NEW YORK (TheStreet) -- Chinese Internet giant Alibaba  (BABA - Get Report) recently said it wants to beat Amazon (AMZN - Get Report) in the cloud services business, but at this point, it's looking like a David vs. Goliath-type battle.  

Announcing a billion-dollar investment this week, Simon Hu, president of Aliyun, Alibaba's cloud services division, declared that the company's goal is to "overtake Amazon in four years, whether that's in customer technology or worldwide sales."

Currently, however, Alibaba's cloud revenues are paltry compared to Amazon's. For the quarter ending in March, Alibaba reported $63 million in revenue from cloud services, compared to $1.82 billion for Amazon in its most recent quarter. Amazon Web Services has become a significant revenue driver for Amazon in the last two quarters.

For its part, Alibaba seems to be focused on the untapped Asian market. It has already outlined plans to establish data centers in Asian countries such as India and Japan over the next eight months, and to grow its partner list to 2,000, from 200, by 2018.

In other markets, commentators expect Alibaba to help multinational companies as well as small businesses sell to Chinese consumers.

But Alibaba has a long road ahead of it. Amazon is on track to hit $6 billion in sales from its cloud division this year. Alibaba will also have to overtake other established technology behemoths before challenging Amazon. According to Synergy Research, Amazon has the biggest share of the cloud infrastructure industry, with 28% of the total global market. It is followed by Microsoft (MSFT - Get Report), IBM (IBM - Get Report), and Google (GOOG - Get Report) with 10%, 7%, and 5% respectively.

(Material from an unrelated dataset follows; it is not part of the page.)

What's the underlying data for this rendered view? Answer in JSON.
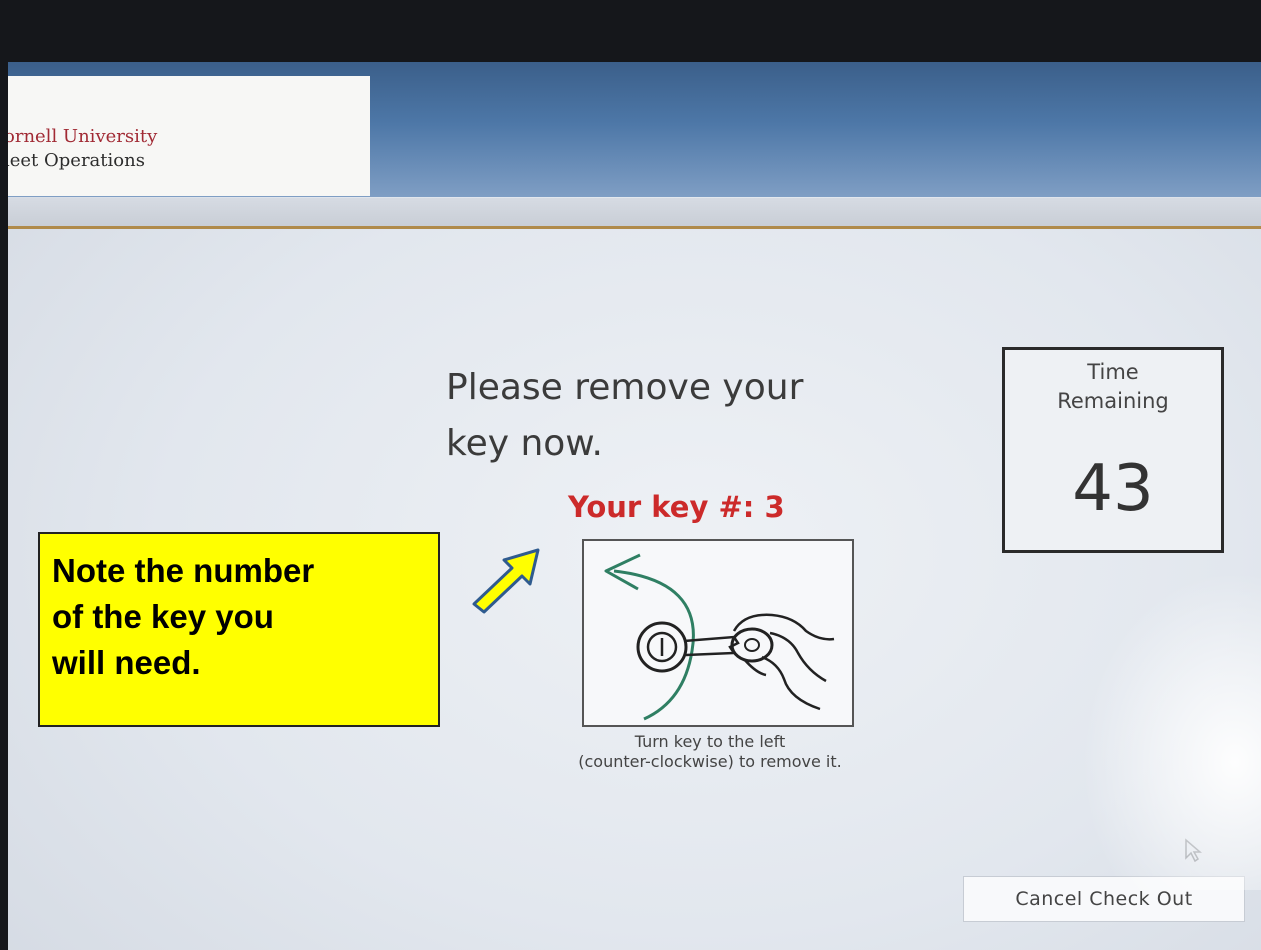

Amazon also trumps its competitors for the sheer scale and variety of its offerings. Gartner's Magic Quadrant cloud report states that Amazon Web Services has more than 10 times the computing capacity of the next 14 cloud providers.

R.J. Hottovy, a research analyst with Morningstar, calls Amazon's cloud services a "fairly misunderstood" business.

As an example, Hottovy pointed to Amazon's deal with the CIA, which happened despite a cheaper bid by IBM, as proof of breadth of the retail giant's cloud offerings.

There is also the synergy between the cloud unit and Amazon's increasing forays into content and devices, such as tablets, that adds value to the retail giant's bottom line. Hottovy said Amazon can "leverage" the web services business by using the cloud infrastructure to provide a better customer experience for streaming or providing content on its digital devices.

Finally, the Asia-Pacific market -- which is Aliyun's focus -- still comprises just a fraction of the total cloud computing market. According to Gartner forecasts, revenues from the region are expected to hit $11.5 billion in 2018, a small portion of the projected total global spend of $210 billion by 2016 for Infrastructure-as-a-Service, the fastest growing area of public cloud services.

The situation is further complicated by absence of reliable estimates from China, which makes it difficult to accurately predict revenues.

A SunTrust analyst recently predicted that Alibaba could earn $1.2 billion from its cloud business by 2018. But Hottovy is wary of such predictions. "It is tough to estimate the market for China" for cloud services, he said. "China is where we were a couple of years ago" in terms of maturity of market.